TASK STATEMENT: Your answer must be an exact copy of the entries, containing no images.

Page and application data records
--- --- ---

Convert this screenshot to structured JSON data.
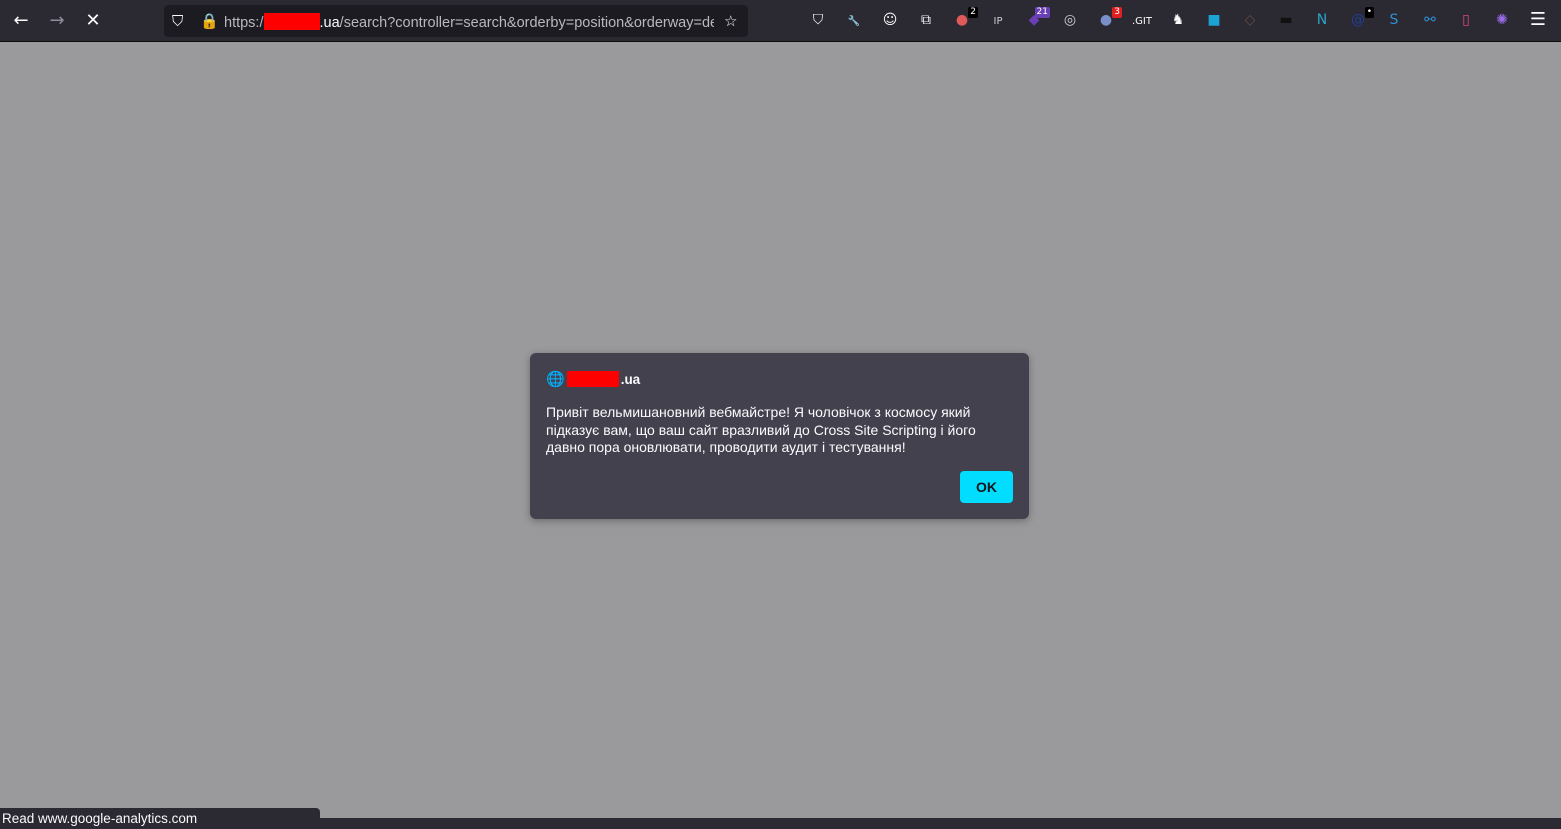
{
  "toolbar": {
    "url_prefix": "https:/",
    "url_host_suffix": ".ua",
    "url_path": "/search?controller=search&orderby=position&orderway=desc&search_query=",
    "extensions": [
      {
        "name": "pocket-icon",
        "glyph": "⛉",
        "color": "#fbfbfe"
      },
      {
        "name": "wrench-icon",
        "glyph": "🔧",
        "color": "#fbfbfe"
      },
      {
        "name": "account-icon",
        "glyph": "☺",
        "color": "#fbfbfe"
      },
      {
        "name": "extensions-icon",
        "glyph": "⧉",
        "color": "#fbfbfe"
      },
      {
        "name": "extension-dots-icon",
        "glyph": "●",
        "color": "#e05a5a",
        "badge": "2",
        "badge_color": "#000000"
      },
      {
        "name": "ip-icon",
        "glyph": "IP",
        "color": "#cfcfd8"
      },
      {
        "name": "extension-purple-icon",
        "glyph": "◆",
        "color": "#6a3fb5",
        "badge": "21",
        "badge_color": "#6a3fb5"
      },
      {
        "name": "cookie-icon",
        "glyph": "◎",
        "color": "#cfcfd8"
      },
      {
        "name": "extension-globe-icon",
        "glyph": "●",
        "color": "#7a8fc9",
        "badge": "3",
        "badge_color": "#e02020"
      },
      {
        "name": "git-icon",
        "glyph": ".GIT",
        "color": "#fbfbfe"
      },
      {
        "name": "extension-mask-icon",
        "glyph": "♞",
        "color": "#fbfbfe"
      },
      {
        "name": "extension-camera-icon",
        "glyph": "■",
        "color": "#1ba3d6"
      },
      {
        "name": "extension-diamond-icon",
        "glyph": "◇",
        "color": "#6a4a40"
      },
      {
        "name": "extension-hat-icon",
        "glyph": "▬",
        "color": "#111111"
      },
      {
        "name": "extension-n-icon",
        "glyph": "N",
        "color": "#2aa3c8"
      },
      {
        "name": "extension-at-icon",
        "glyph": "@",
        "color": "#1e3f9a",
        "badge": "•",
        "badge_color": "#000000"
      },
      {
        "name": "extension-s-icon",
        "glyph": "S",
        "color": "#2d8fd5"
      },
      {
        "name": "extension-link-icon",
        "glyph": "⚯",
        "color": "#2d8fd5"
      },
      {
        "name": "extension-doc-icon",
        "glyph": "▯",
        "color": "#e0457b"
      },
      {
        "name": "extension-gear-icon",
        "glyph": "✺",
        "color": "#9a6ae8"
      }
    ]
  },
  "dialog": {
    "origin_suffix": ".ua",
    "message": "Привіт вельмишановний вебмайстре! Я чоловічок з космосу який підказує вам, що ваш сайт вразливий до Cross Site Scripting і його давно пора оновлювати, проводити аудит і тестування!",
    "ok_label": "OK"
  },
  "status": {
    "text": "Read www.google-analytics.com"
  }
}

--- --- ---

EXERCISE SOLUTION:
Convert this screenshot to structured JSON data.
{
  "toolbar": {
    "url_prefix": "https:/",
    "url_host_suffix": ".ua",
    "url_path": "/search?controller=search&orderby=position&orderway=desc&search_query=",
    "extensions": [
      {
        "name": "pocket-icon",
        "glyph": "⛉",
        "color": "#fbfbfe"
      },
      {
        "name": "wrench-icon",
        "glyph": "🔧",
        "color": "#fbfbfe"
      },
      {
        "name": "account-icon",
        "glyph": "☺",
        "color": "#fbfbfe"
      },
      {
        "name": "extensions-icon",
        "glyph": "⧉",
        "color": "#fbfbfe"
      },
      {
        "name": "extension-dots-icon",
        "glyph": "●",
        "color": "#e05a5a",
        "badge": "2",
        "badge_color": "#000000"
      },
      {
        "name": "ip-icon",
        "glyph": "IP",
        "color": "#cfcfd8"
      },
      {
        "name": "extension-purple-icon",
        "glyph": "◆",
        "color": "#6a3fb5",
        "badge": "21",
        "badge_color": "#6a3fb5"
      },
      {
        "name": "cookie-icon",
        "glyph": "◎",
        "color": "#cfcfd8"
      },
      {
        "name": "extension-globe-icon",
        "glyph": "●",
        "color": "#7a8fc9",
        "badge": "3",
        "badge_color": "#e02020"
      },
      {
        "name": "git-icon",
        "glyph": ".GIT",
        "color": "#fbfbfe"
      },
      {
        "name": "extension-mask-icon",
        "glyph": "♞",
        "color": "#fbfbfe"
      },
      {
        "name": "extension-camera-icon",
        "glyph": "■",
        "color": "#1ba3d6"
      },
      {
        "name": "extension-diamond-icon",
        "glyph": "◇",
        "color": "#6a4a40"
      },
      {
        "name": "extension-hat-icon",
        "glyph": "▬",
        "color": "#111111"
      },
      {
        "name": "extension-n-icon",
        "glyph": "N",
        "color": "#2aa3c8"
      },
      {
        "name": "extension-at-icon",
        "glyph": "@",
        "color": "#1e3f9a",
        "badge": "•",
        "badge_color": "#000000"
      },
      {
        "name": "extension-s-icon",
        "glyph": "S",
        "color": "#2d8fd5"
      },
      {
        "name": "extension-link-icon",
        "glyph": "⚯",
        "color": "#2d8fd5"
      },
      {
        "name": "extension-doc-icon",
        "glyph": "▯",
        "color": "#e0457b"
      },
      {
        "name": "extension-gear-icon",
        "glyph": "✺",
        "color": "#9a6ae8"
      }
    ]
  },
  "dialog": {
    "origin_suffix": ".ua",
    "message": "Привіт вельмишановний вебмайстре! Я чоловічок з космосу який підказує вам, що ваш сайт вразливий до Cross Site Scripting і його давно пора оновлювати, проводити аудит і тестування!",
    "ok_label": "OK"
  },
  "status": {
    "text": "Read www.google-analytics.com"
  }
}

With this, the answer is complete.